Weyer St Simon & Jude
Église St Simon & Jude is located in Weyer, a village in the Département Bas-Rhin in France.
* denotes external links that open in a new window
Visiting Weyer St Simon & Jude
The church of St Simon the Zealot and St Jude the Apostle in Weyer is an open and welcoming church. Since my visit – which was already long ago – it has got a fresh exterior painting in the creamy yellow the nave has on the photos. The site of Weyer was already inhabited during the neolithic period.
The original round tower of the church was built – together with a couple of similar (church) towers – in the 11th or 12th century as part of a common defence line from Xouaxange near Sarrebourg to Zetting near Sarregemuines, passing Metting, Weyer and Berg/Kirchberg.
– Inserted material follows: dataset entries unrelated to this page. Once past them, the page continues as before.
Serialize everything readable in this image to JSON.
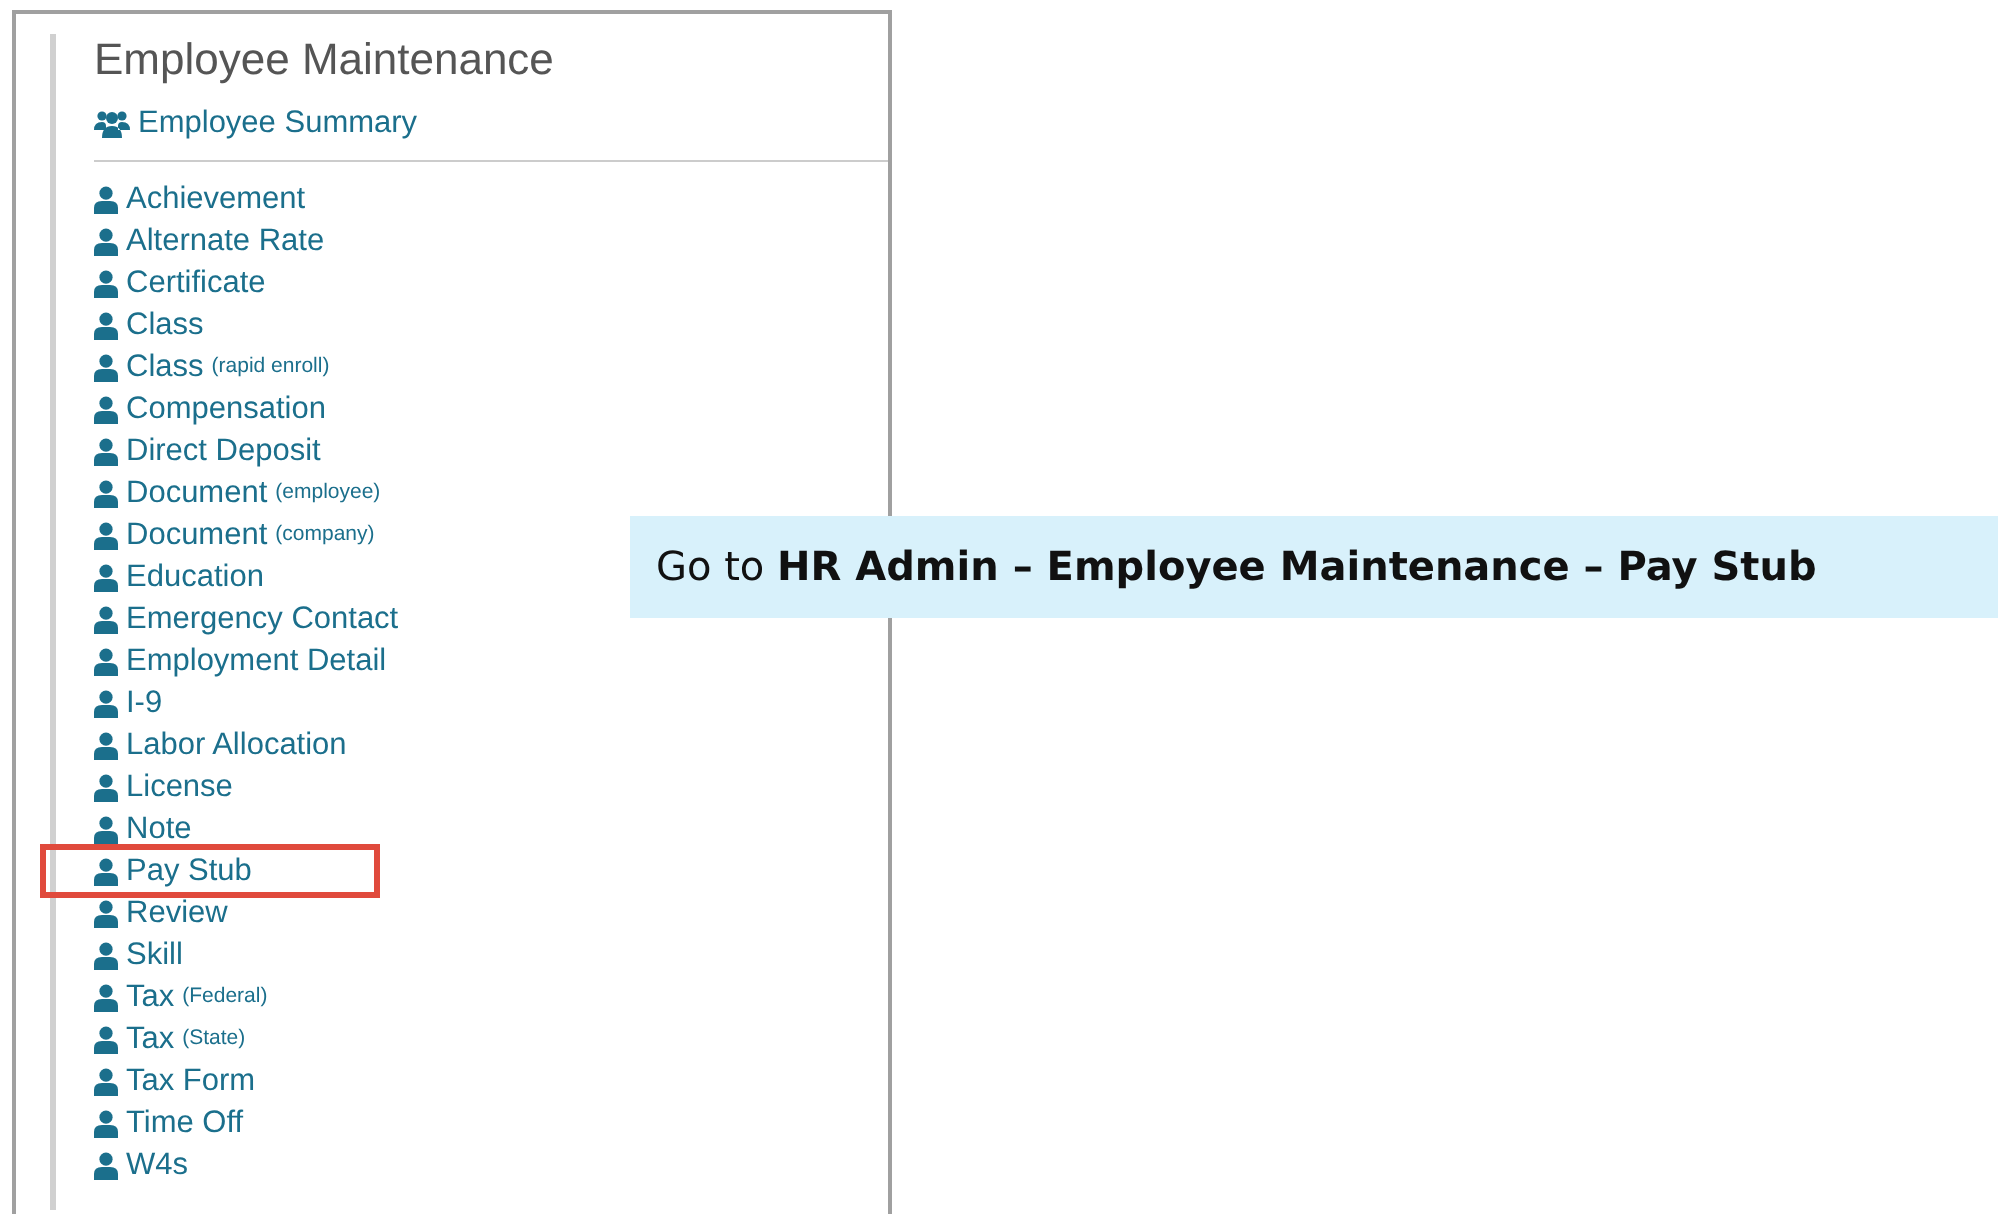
{
  "panel": {
    "title": "Employee Maintenance",
    "summary_link": "Employee Summary",
    "items": [
      {
        "label": "Achievement",
        "highlighted": false
      },
      {
        "label": "Alternate Rate",
        "highlighted": false
      },
      {
        "label": "Certificate",
        "highlighted": false
      },
      {
        "label": "Class",
        "highlighted": false
      },
      {
        "label": "Class",
        "note": "(rapid enroll)",
        "highlighted": false
      },
      {
        "label": "Compensation",
        "highlighted": false
      },
      {
        "label": "Direct Deposit",
        "highlighted": false
      },
      {
        "label": "Document",
        "note": "(employee)",
        "highlighted": false
      },
      {
        "label": "Document",
        "note": "(company)",
        "highlighted": false
      },
      {
        "label": "Education",
        "highlighted": false
      },
      {
        "label": "Emergency Contact",
        "highlighted": false
      },
      {
        "label": "Employment Detail",
        "highlighted": false
      },
      {
        "label": "I-9",
        "highlighted": false
      },
      {
        "label": "Labor Allocation",
        "highlighted": false
      },
      {
        "label": "License",
        "highlighted": false
      },
      {
        "label": "Note",
        "highlighted": false
      },
      {
        "label": "Pay Stub",
        "highlighted": true
      },
      {
        "label": "Review",
        "highlighted": false
      },
      {
        "label": "Skill",
        "highlighted": false
      },
      {
        "label": "Tax",
        "note": "(Federal)",
        "highlighted": false
      },
      {
        "label": "Tax",
        "note": "(State)",
        "highlighted": false
      },
      {
        "label": "Tax Form",
        "highlighted": false
      },
      {
        "label": "Time Off",
        "highlighted": false
      },
      {
        "label": "W4s",
        "highlighted": false
      }
    ]
  },
  "callout": {
    "text": "Go to **HR Admin – Employee Maintenance – Pay Stub**"
  }
}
The inner diameter of the tower is 4 m, and the walls made of lime stone are 1,50 m thick, both measured at the base. The original entrance to the tower was at the height of the current gallery. The tower has three loop-holes in the first floor, whereof two were later enlarged to allow the easy passage of the arquebuses. The overall height of the tower is 14 m. Between the end of the 14th and the beginning of the 15th century, a nave was attached to the already existing round defence tower. We know that a church stood here in the year 1418 as there exists a document of a requiem in this year for the parents and children of a Hans von Huntingen and his wife Katharina von Weyer.
As a consequence of the arrival of the protestant reformation in the region the church was used in turn by catholics and protestants between 1698 and 1769. In 1769, a new church was built for the protestant congregation by the locally famous architect Joachim Stengel. The patrons of the catholic church are the holy apostles Simon the Zealot and Judas Thaddaeus since 1698
The only thing left from the original nave is the southern wall, where an old bricked door in tierce point and a window with gothic tracery can still be seen. There is also a little fresco in the wall near the altar of St Joseph. The nave was widened in 1846 from the north side under the auspices of the priest Orditz.
Inside the church, a Way of the Cross can be seen. The frames of the oil on canvas paintings were unfortunately taken away as the church was repainted in the 60s of the last century. This Way of the Cross was painted by the artist Alcan in Paris in the second half of the 19th century. It seems to be one of only two surviving copies in the whole of France. In 1925 the parish received new bells as a replacement for the old ones which were confiscated by Germans during the Great War.
WWIl has not spared the church of Weyer. It was severely affected by shell splinters during the fights in October/November 1944. The major loss was the destruction of all glass. Therefore, the windows in the choir were replaced by windows with the two church patrons in 1947, while the nave windows were replaced in 1952. Each window symbolises a holy sacrament, illustrated by a symbol, painted into a cross. On Christmas Eve 1946, parts of the floor and of the roof were destroyed by a fire caused by a defective heater. The fire was quickly under control, mainly due to the speedy reaction of a young protestant who called for help.
To the left of the main entrance of the church is an impressive grotto of Lourdes, built by the parishioner Jacques Stock in 1911, and to the right is a crucifix made of sandstone.
Unfortunately, the quality and the quantity especially of the interior photos is so terrible that we surely have to visit this church again.